Unwanted conifers have been spreading out of control through large parts of the landscape, including the Marlborough Sounds, the South Island high country and central North Island.
They have now invaded more than 1.5 million hectares of land.
Landcare Research scientists have discovered a possible link between the conifer invasion and wild animals, which feed on fungi essential to trees' growth.
Jamie Wood, who led the study, said they had found deer and possums were spreading the fungi in their droppings.
"It's quite a complex set of interactions going on, basically what you have on the roots of these invasive pines are what's called ectomycorrhizal fungi and basically the trees need them to get enough nutrients from the soil, so the trees can survive with out the fungi but they don't do very well at all, they'll just sit there not really growing and looking quite sickly, so they really need the fungi to survive.

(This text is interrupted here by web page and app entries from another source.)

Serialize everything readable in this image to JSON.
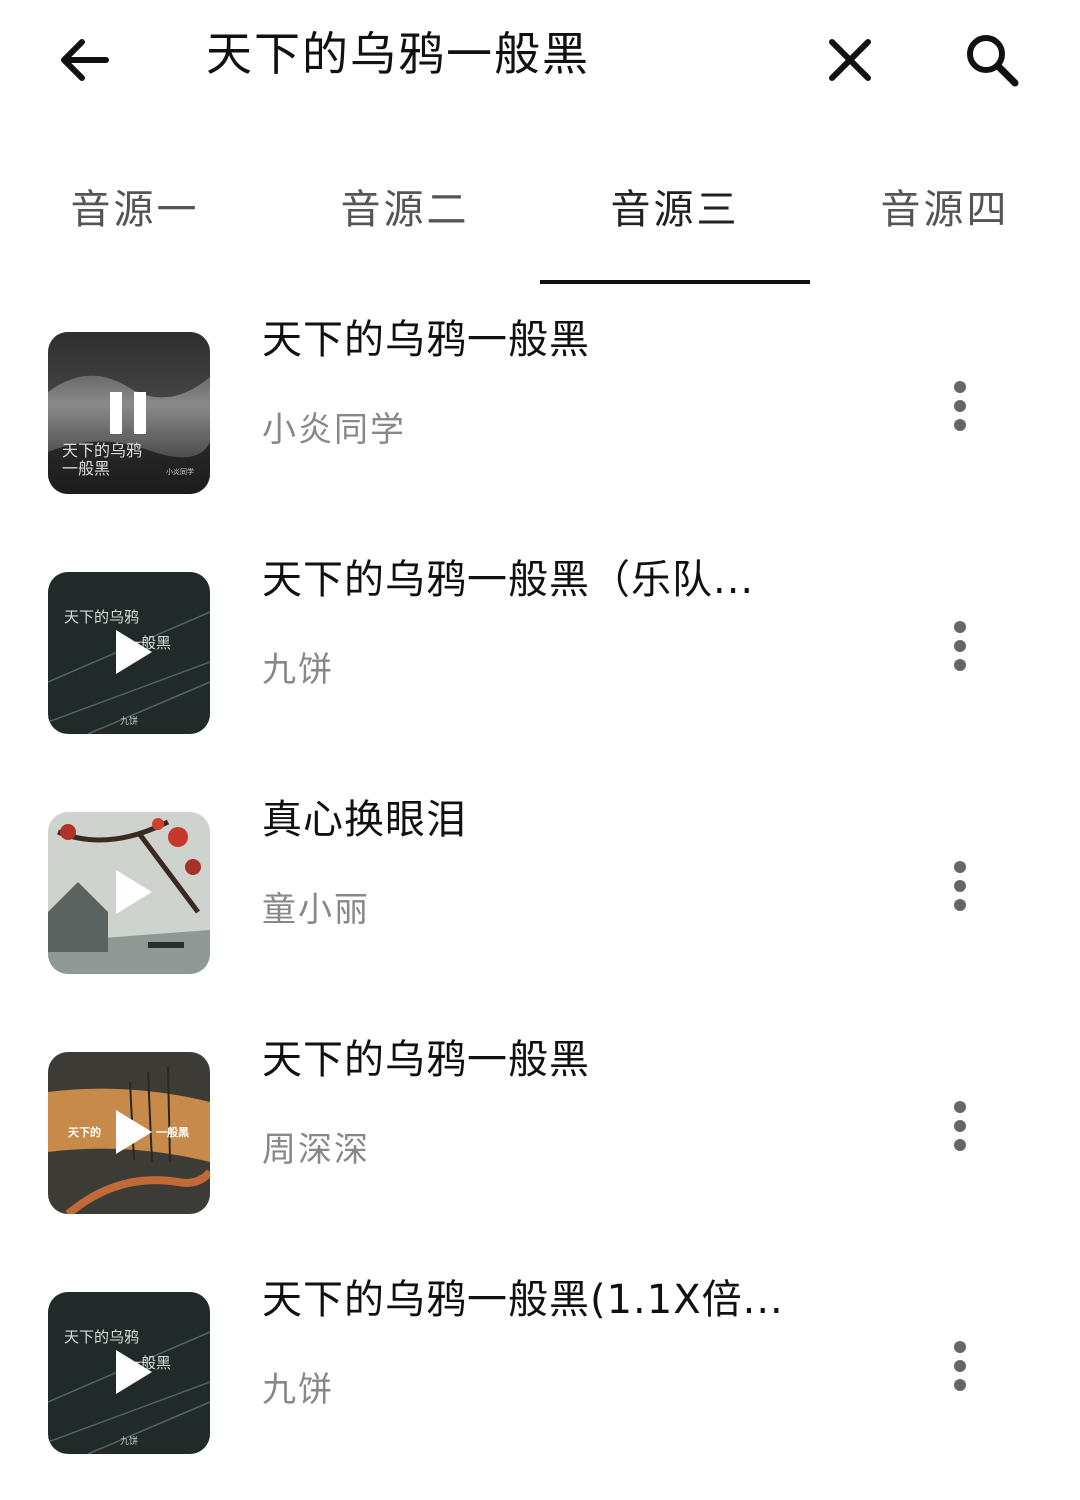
{
  "search": {
    "query": "天下的乌鸦一般黑"
  },
  "tabs": [
    {
      "label": "音源一",
      "active": false
    },
    {
      "label": "音源二",
      "active": false
    },
    {
      "label": "音源三",
      "active": true
    },
    {
      "label": "音源四",
      "active": false
    }
  ],
  "songs": [
    {
      "title": "天下的乌鸦一般黑",
      "artist": "小炎同学",
      "state": "playing",
      "cover": {
        "line1": "天下的乌鸦",
        "line2": "一般黑",
        "credit": "小炎同学"
      }
    },
    {
      "title": "天下的乌鸦一般黑（乐队...",
      "artist": "九饼",
      "state": "paused",
      "cover": {
        "line1": "天下的乌鸦",
        "line2": "一般黑",
        "credit": "九饼"
      }
    },
    {
      "title": "真心换眼泪",
      "artist": "童小丽",
      "state": "paused"
    },
    {
      "title": "天下的乌鸦一般黑",
      "artist": "周深深",
      "state": "paused",
      "cover": {
        "line1": "天下的",
        "line2": "一般黑"
      }
    },
    {
      "title": "天下的乌鸦一般黑(1.1X倍...",
      "artist": "九饼",
      "state": "paused",
      "cover": {
        "line1": "天下的乌鸦",
        "line2": "一般黑",
        "credit": "九饼"
      }
    }
  ],
  "icons": {
    "back": "arrow-left-icon",
    "clear": "close-icon",
    "search": "search-icon",
    "more": "more-vertical-icon",
    "pause": "pause-icon",
    "play": "play-icon"
  },
  "colors": {
    "indicator": "#111111",
    "title_text": "#111111",
    "artist_text": "#888888",
    "tab_text": "#555555"
  }
}
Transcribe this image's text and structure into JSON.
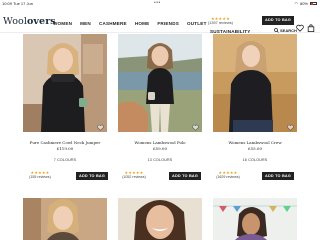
{
  "status": {
    "time": "10:09",
    "date": "Tue 17 Jun",
    "dots": "•••",
    "battery": "80%"
  },
  "header": {
    "logo_a": "Wool",
    "logo_b": "overs",
    "nav": [
      "WOMEN",
      "MEN",
      "CASHMERE",
      "HOME",
      "FRIENDS",
      "OUTLET"
    ],
    "nav_sub": "SUSTAINABILITY",
    "rating_stars": "★★★★★",
    "rating_count": "(1397 reviews)",
    "add_label": "ADD TO BAG",
    "search_label": "SEARCH"
  },
  "products": [
    {
      "name": "Pure Cashmere Cowl Neck Jumper",
      "price": "£119.00",
      "colours": "7 COLOURS",
      "stars": "★★★★★",
      "reviews": "(155 reviews)",
      "button": "ADD TO BAG"
    },
    {
      "name": "Womens Lambswool Polo",
      "price": "£59.00",
      "colours": "13 COLOURS",
      "stars": "★★★★★",
      "reviews": "(1052 reviews)",
      "button": "ADD TO BAG"
    },
    {
      "name": "Womens Lambswool Crew",
      "price": "£55.00",
      "colours": "16 COLOURS",
      "stars": "★★★★★",
      "reviews": "(1629 reviews)",
      "button": "ADD TO BAG"
    }
  ],
  "colors": {
    "accent": "#222222",
    "star": "#e8a317"
  },
  "icons": [
    "search-icon",
    "heart-icon",
    "bag-icon",
    "wishlist-heart-icon"
  ]
}
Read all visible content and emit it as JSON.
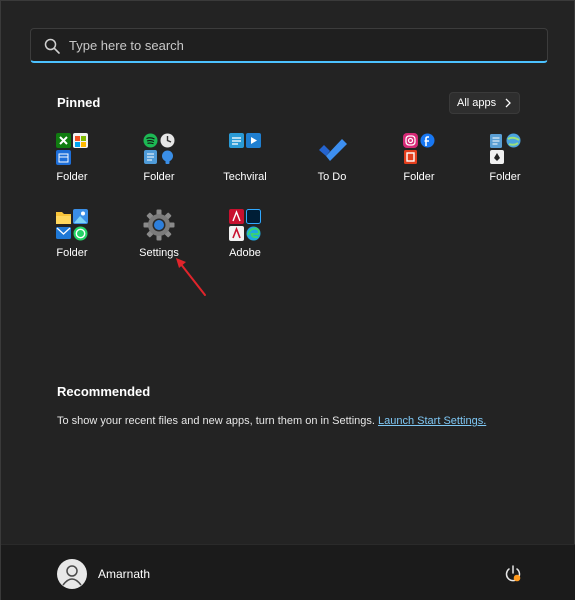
{
  "search": {
    "placeholder": "Type here to search"
  },
  "pinned": {
    "title": "Pinned",
    "all_apps_label": "All apps",
    "tiles": [
      {
        "label": "Folder",
        "icon": "folder-xbox-store-calendar"
      },
      {
        "label": "Folder",
        "icon": "folder-spotify-clock-notes-tips"
      },
      {
        "label": "Techviral",
        "icon": "techviral-icon"
      },
      {
        "label": "To Do",
        "icon": "todo-checkmark-icon"
      },
      {
        "label": "Folder",
        "icon": "folder-instagram-facebook-office"
      },
      {
        "label": "Folder",
        "icon": "folder-notepad-globe-solitaire"
      },
      {
        "label": "Folder",
        "icon": "folder-explorer-photos-mail-whatsapp"
      },
      {
        "label": "Settings",
        "icon": "gear-icon"
      },
      {
        "label": "Adobe",
        "icon": "folder-adobe-edge"
      }
    ]
  },
  "recommended": {
    "title": "Recommended",
    "text": "To show your recent files and new apps, turn them on in Settings. ",
    "link": "Launch Start Settings."
  },
  "user": {
    "name": "Amarnath"
  },
  "colors": {
    "accent": "#4cc2ff",
    "link": "#7fc8f5",
    "annotation": "#e0242b"
  }
}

"So the question is, how does the fungi spread around the landscape? We looked around the world and noticed that quite a few studies had found that animals actually spread these fungi round, so we set up motion sensor cameras beside mushrooms of some of these fungi and we saw that both deer and possums were coming along and eating the mushrooms of these fungi. We then wanted to know whether the spores could be dispersed by these animals."
Dr Wood said they were able to complete the link in the laboratory by confirming that spores of the fungi in deer and possum droppings could be transferred to pine and fir seedlings.
He said the next step was to find out how commonly this occurred out in the field.